- Wayne Newton is not a Pocahontas descendant, although he is related. According to his official website, he was born in 1942 in Norfolk, VA, to a Powhatan Indian/Irish father, and a Cherokee Indian/German mother. Thus, he is not descended from Pocahontas, as her descendants did not marry back into the tribe, but married English colonists. Newton is, however, a descendant of her father, the great Powhatan. He is far more Native American than most Pocahontas descendants, and has an extremely close relationship with the tribe. His aunt lives on the reservation and can recite his descent from Powhatan.
A legitimate claim should be backed up with original source material, such as legal documents, or mention by a contemporary historic source. Examples of original sources are county records, including birth certificates, marriage licences, death certifiates, wills, deeds, or court orders, military commissions, census records, or church baptismal records. Also, there may be contemporary letters to, from, or about the person in question, or journal entries, etc.. For example, in his letter to Queen Anne, Captain John Smith spoke of Nantaquas and Pocahontas as the son and daughter of Powhatan. This is the only mention I have ever found of Nantaquas, but it is much stronger proof than an entry in a family tree database, or even a published genealogy book that uses shaky sources.
The field of Pocahontas genealogy is pocketed with many little mysteries. There are several cases where original sources are missing, probably destroyed. That does not mean that any old story has equal merit, or the more it is repeated, the truer it becomes. Careful scrutiny of secondary sources can firm up or discredit many a theory.

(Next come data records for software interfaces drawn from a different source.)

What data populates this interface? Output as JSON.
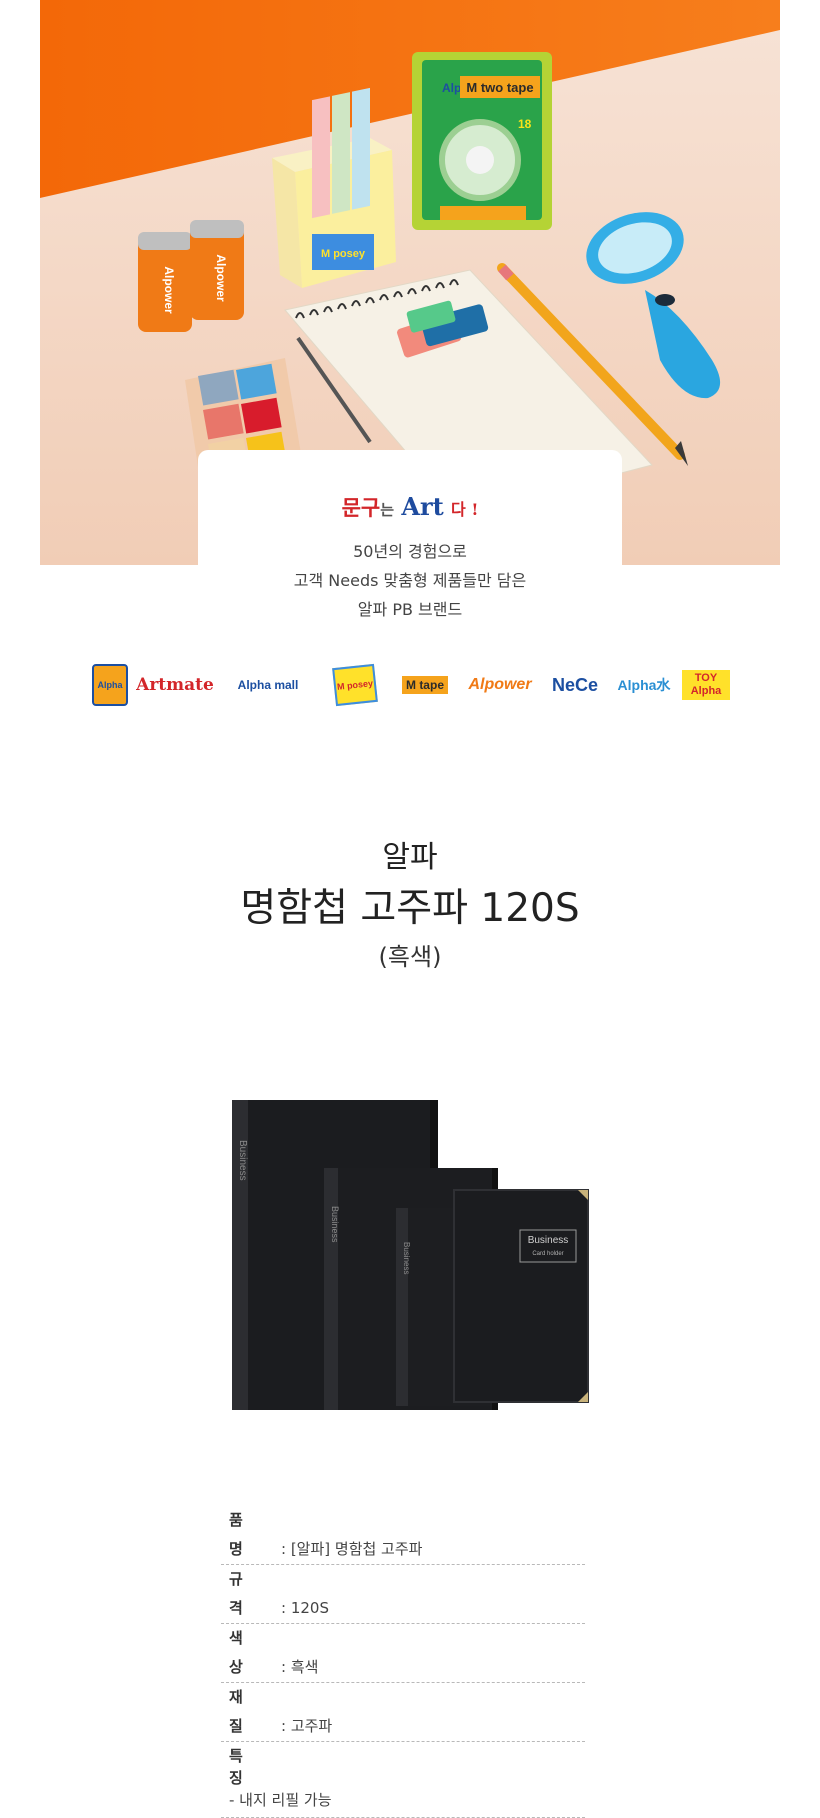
{
  "hero": {
    "slogan": {
      "part1": "문구",
      "part2": "는",
      "part3": "Art",
      "part4": "다 !"
    },
    "product_labels": {
      "tape_brand": "Alpha",
      "tape_name": "M two tape",
      "tape_size": "18",
      "battery_brand": "Alpower",
      "sticky_brand": "M posey"
    }
  },
  "intro": {
    "lines": [
      "50년의 경험으로",
      "고객 Needs 맞춤형 제품들만 담은",
      "알파 PB 브랜드"
    ]
  },
  "brands": [
    {
      "label": "Alpha",
      "icon": "alpha-logo-icon"
    },
    {
      "label": "Artmate",
      "icon": "artmate-logo-icon"
    },
    {
      "label": "Alpha mall",
      "icon": "alphamall-logo-icon"
    },
    {
      "label": "M posey",
      "icon": "mposey-logo-icon"
    },
    {
      "label": "M tape",
      "icon": "mtape-logo-icon"
    },
    {
      "label": "Alpower",
      "icon": "alpower-logo-icon"
    },
    {
      "label": "NeCe",
      "icon": "nece-logo-icon"
    },
    {
      "label": "Alpha水",
      "icon": "alphawater-logo-icon"
    },
    {
      "label": "TOY Alpha",
      "icon": "toyalpha-logo-icon"
    }
  ],
  "title": {
    "brand": "알파",
    "name": "명함첩 고주파 120S",
    "color": "(흑색)"
  },
  "product_image": {
    "cover_text": "Business",
    "cover_subtext": "Card holder"
  },
  "spec": {
    "rows": [
      {
        "key": "품명",
        "value": ": [알파] 명함첩 고주파"
      },
      {
        "key": "규격",
        "value": ": 120S"
      },
      {
        "key": "색상",
        "value": ": 흑색"
      },
      {
        "key": "재질",
        "value": ": 고주파"
      }
    ],
    "feature_key": "특징",
    "feature_note": "-  내지 리필 가능"
  },
  "colors": {
    "hero_orange": "#f26a10",
    "hero_table": "#f6d9c6",
    "slogan_red": "#d3262a",
    "slogan_blue": "#1e4b9e",
    "binder_black": "#1b1c1f"
  }
}
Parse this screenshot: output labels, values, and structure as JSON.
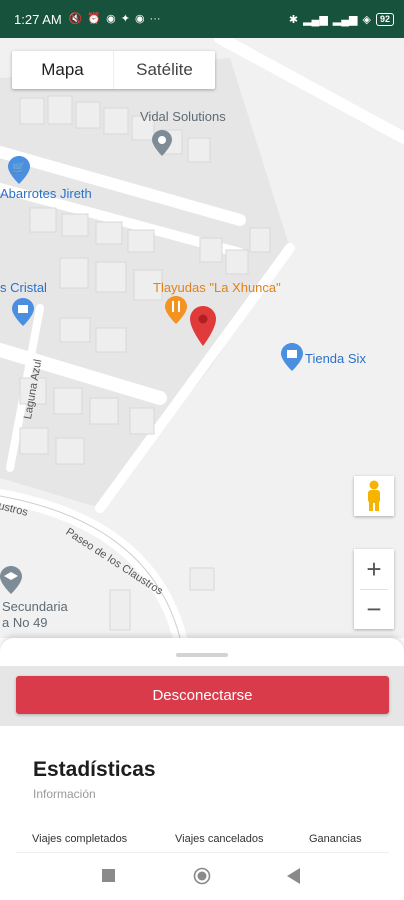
{
  "status_bar": {
    "time": "1:27 AM",
    "left_icons": [
      "mute-icon",
      "alarm-icon",
      "facebook-icon",
      "twitter-icon",
      "facebook-icon",
      "more-icon"
    ],
    "right_icons": [
      "bluetooth-icon",
      "signal-icon",
      "signal-icon",
      "wifi-icon"
    ],
    "battery": "92"
  },
  "map": {
    "map_type_options": [
      "Mapa",
      "Satélite"
    ],
    "selected_map_type": "Mapa",
    "pois": [
      {
        "label": "Vidal Solutions",
        "icon": "pin-icon",
        "color": "gray"
      },
      {
        "label": "Abarrotes Jireth",
        "icon": "shopping-cart-icon",
        "color": "blue"
      },
      {
        "label": "s Cristal",
        "icon": "shopping-bag-icon",
        "color": "blue"
      },
      {
        "label": "Tlayudas \"La Xhunca\"",
        "icon": "restaurant-icon",
        "color": "orange"
      },
      {
        "label": "Tienda Six",
        "icon": "shopping-bag-icon",
        "color": "blue"
      },
      {
        "label": "Secundaria",
        "icon": "school-icon",
        "color": "gray"
      },
      {
        "label": "a No 49",
        "icon": "",
        "color": "gray"
      }
    ],
    "road_labels": [
      "Laguna Azul",
      "ustros",
      "Paseo de los Claustros"
    ],
    "zoom_in": "+",
    "zoom_out": "−",
    "street_view_icon": "pegman-icon",
    "marker_icon": "location-marker-icon"
  },
  "sheet": {
    "disconnect_label": "Desconectarse",
    "stats_title": "Estadísticas",
    "stats_subtitle": "Información",
    "stat_labels": [
      "Viajes completados",
      "Viajes cancelados",
      "Ganancias"
    ]
  },
  "nav": {
    "recent_icon": "square-icon",
    "home_icon": "circle-icon",
    "back_icon": "triangle-back-icon"
  },
  "colors": {
    "status_bar": "#17523c",
    "accent_red": "#d93b4a",
    "poi_blue": "#2a72c9",
    "poi_orange": "#e0811c"
  }
}
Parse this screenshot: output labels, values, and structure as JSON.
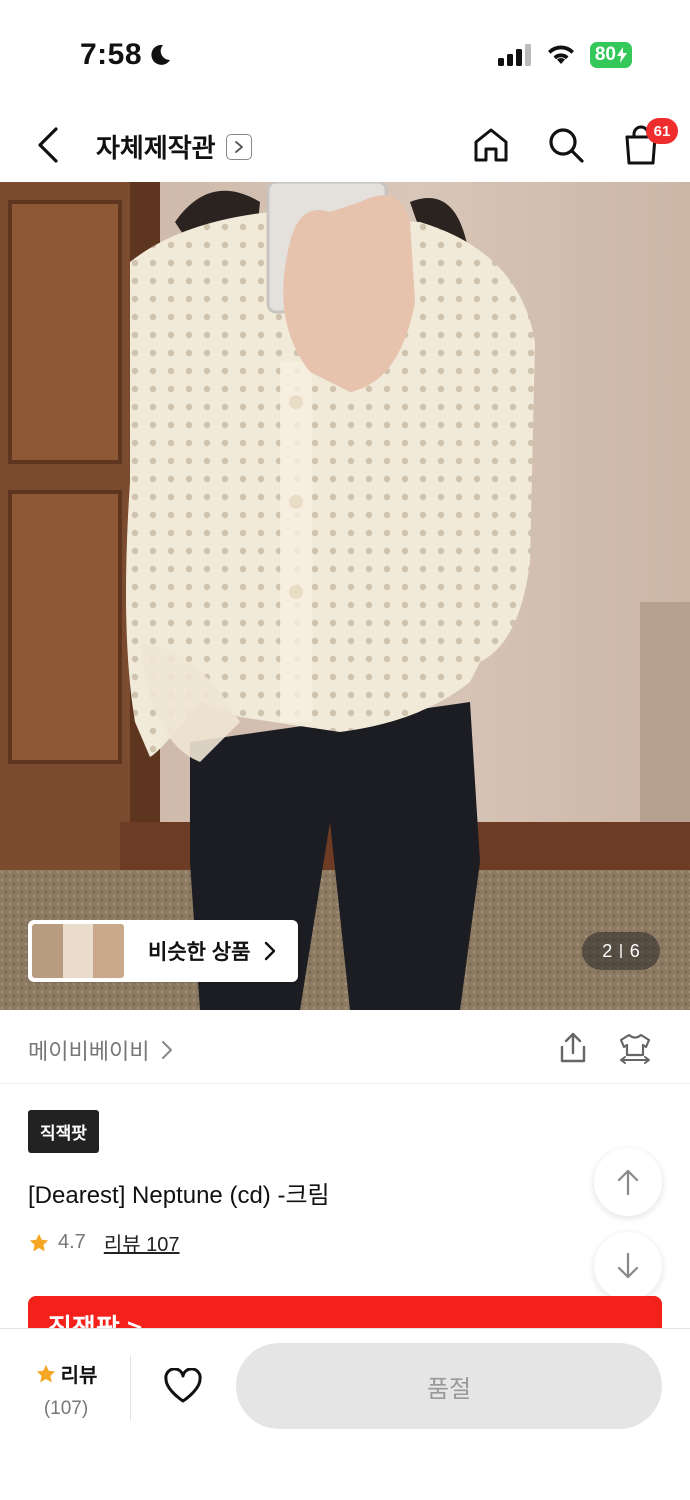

Links to genealogy resources.
Links about descendants of Pocahontas.